Raw data:
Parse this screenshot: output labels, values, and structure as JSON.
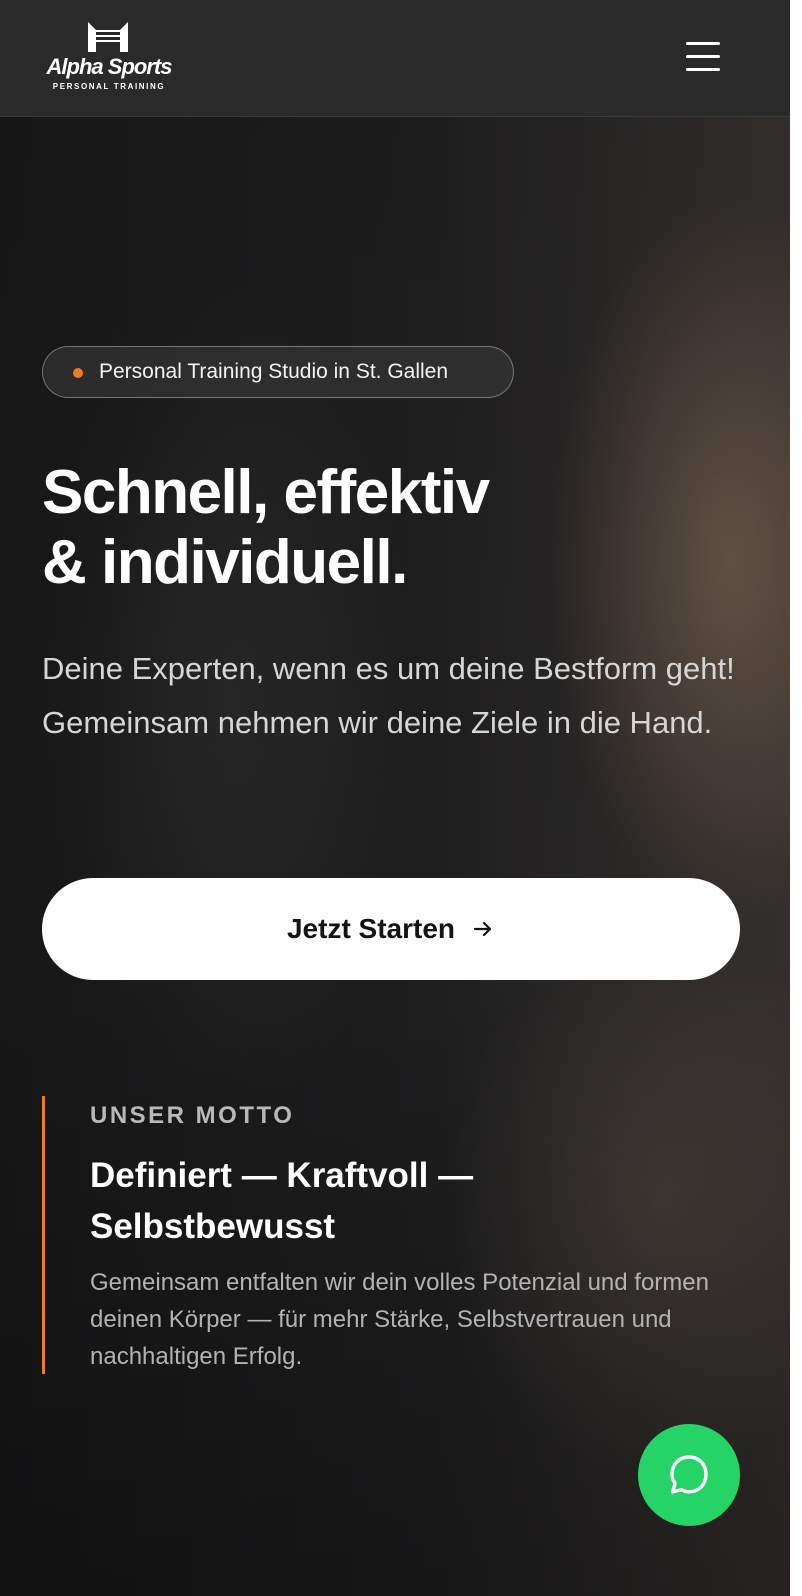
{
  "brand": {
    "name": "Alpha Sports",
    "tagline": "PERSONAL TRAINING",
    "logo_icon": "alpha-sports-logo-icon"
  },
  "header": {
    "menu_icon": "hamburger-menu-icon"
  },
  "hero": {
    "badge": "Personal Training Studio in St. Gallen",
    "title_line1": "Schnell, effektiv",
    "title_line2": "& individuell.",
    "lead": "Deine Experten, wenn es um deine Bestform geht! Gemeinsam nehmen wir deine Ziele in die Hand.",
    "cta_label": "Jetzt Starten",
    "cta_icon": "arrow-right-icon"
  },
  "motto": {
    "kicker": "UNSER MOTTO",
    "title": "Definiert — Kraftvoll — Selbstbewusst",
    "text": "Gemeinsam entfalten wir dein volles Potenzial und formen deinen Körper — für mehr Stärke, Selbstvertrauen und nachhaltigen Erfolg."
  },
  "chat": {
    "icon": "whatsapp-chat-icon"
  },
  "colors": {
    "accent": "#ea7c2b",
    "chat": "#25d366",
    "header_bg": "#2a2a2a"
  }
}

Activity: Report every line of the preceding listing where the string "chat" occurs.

Answer to the exercise:
  "chat": {
    "icon": "whatsapp-chat-icon"
    "chat": "#25d366",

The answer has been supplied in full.